January Buchla Project: Day 20 – Grounded

Being a weird old electronic analog instrument that uses touch capacity as an input method the Buchla Music Easel is known to have the occasional grounding issues. I knew this before I got it and in the US mine seemed considerably less glitchy than other people’s. The tell tale sign of growing trouble is when you touch one key and it starts playing several, almost arpeggiating between them at times. When I moved to Tokyo the weirdness began right away. One thing to note is that Japan 100V with 2 prong plugs and the US is 120V with 3 prong plugs so some translation issues are to be expected. Unfortunately the most common suggestion to solve music easel grounding issues is to use a little adapter and turn the 3 prongs into 2. Since I’m in Japan and that’s a given, no dice. The next option is to connected it to the metal on another piece of grounded equipment via the ground jack on the side, but again since all the stuff here is similarly ground, that also made no difference for me. I finally found something g that worked though. I got a really long banana cable and attached one end to the ground port on the easel and tucked the other end into my waist and with the metal top making skin contact. This worked immediately. I guess adding myself to the circuit really helps when touching those contact pads. This was important for me because the new piece I’m working on right now needs to be slooooow and being able to key in the note changes and tempo is interesting.

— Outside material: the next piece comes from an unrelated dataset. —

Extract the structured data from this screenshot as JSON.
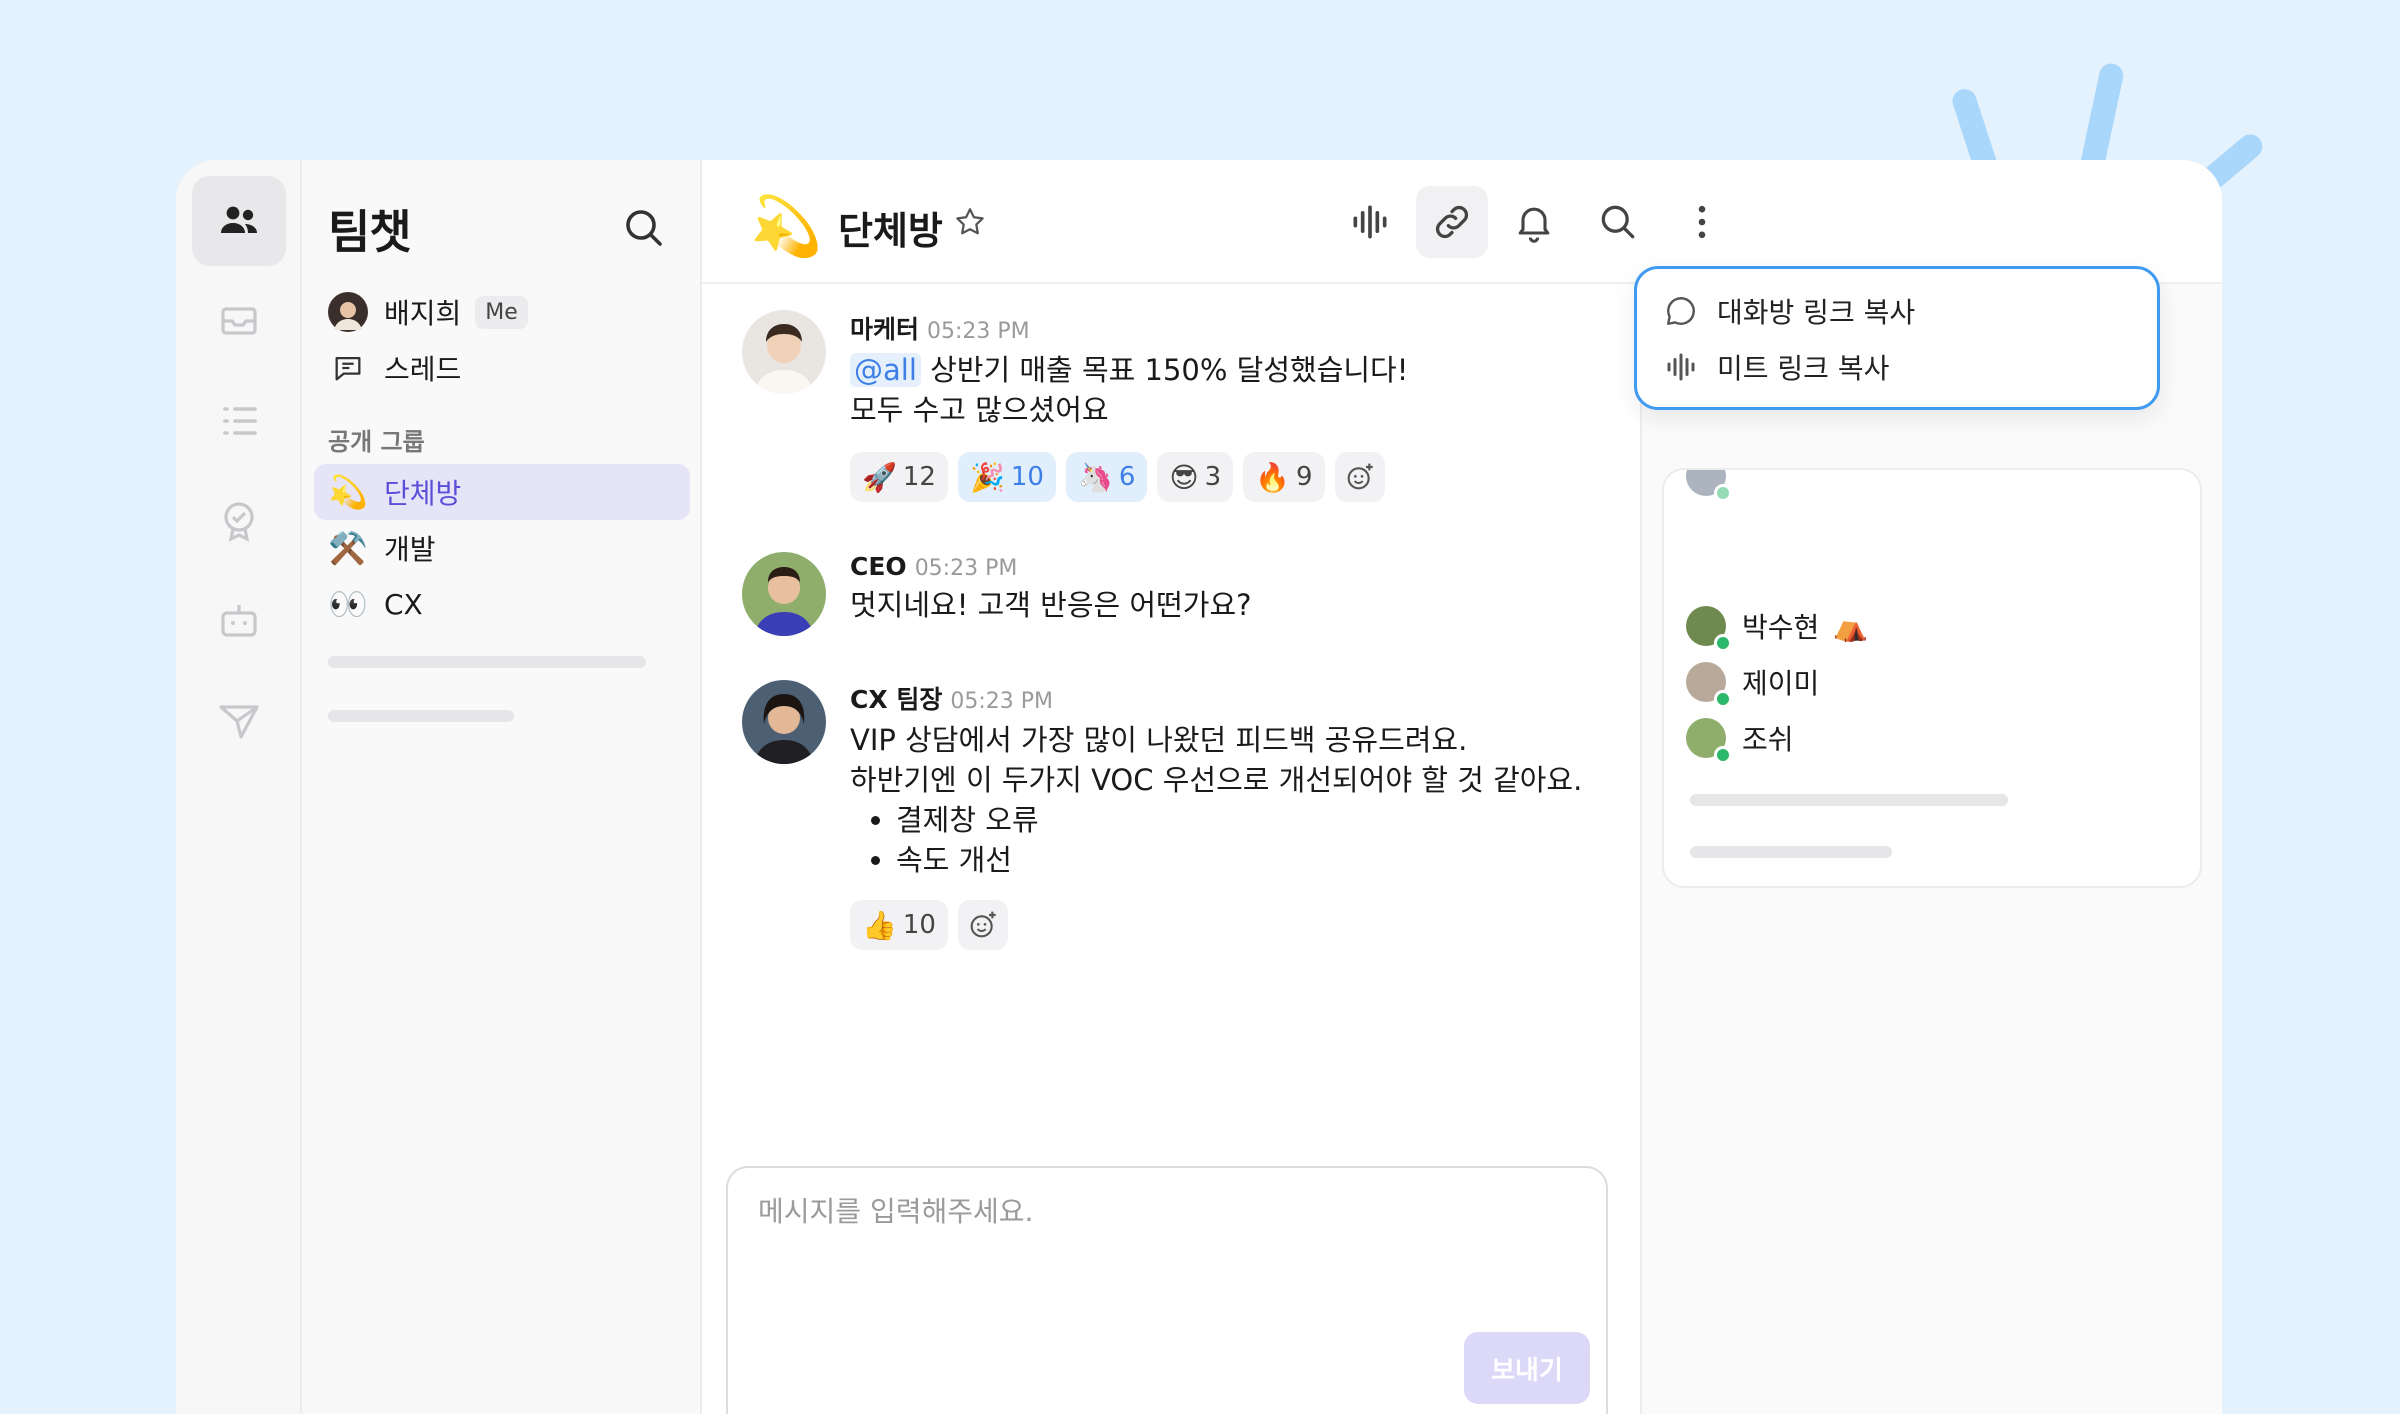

January Buchla Project: Day 18 – The Journey

I remarked earlier today that there was something magical feeling about turning off the lights, putting on headphones and just watching the synths do their thing. It feels like a mad scientist’s wonderland, an LED powered fortress of solitude. Watching the blinking and pulsing this morning was thinking about where this whole series was headed and about where I’d expected it to lead and how the way things play out is always different than you expect, and the people that can enjoy that journey are very different at the core than those who get stressed when plans don’t play out to the letter. I like a little bit of chaos and a little bit of unknown. I know a general direction but not an exact path. My friend Joi Ito says “compasses over maps” and I think that is a good mantra both in life and with these unwieldy yet elegant instruments. Have an idea where you want to go but let the path find its own way to get there. Here my Buchla Music Easel and my Make Noise Shared System are playing beautifully together but aren’t synced in anyway. I’m going to pull a 20-30 minute track out of this patch sometime this weekend I hope, I haven’t had the chance though I’ve been noodling on it for days. I’m trying to decide if it needs or would benefit from tape loops of Tokyo sounds, kind of making it an ode to my first 6 months of living here. Guess we’ll find out when we get to that bridge…

January Buchla Project: Day 17 – Expectations

I spent a lot of today thinking about a composition and how I wanted it to work, and when I finally had a few minutes to play with knobs and cables I just couldn’t get it there. I got close, and ended up somewhere that wasn’t at all bad, but wasn’t the thing I had in my head going into it. The Buchla Music Easel does that I lot l find, it gives you some thing, just not what you’d necessarily expected. Speaking of expectations there is another tweakable thing that I always think to explore but just never have. The 3 CV outs from the keyboard module correspond to the 3 CV ins above them, but they don’t have to. They can be rerouted and hijacked in any number of ways. Send the sequencer CV to the pressure CVIN and simulate keystrokes maybe? Turn a pulse into a gate? So many options.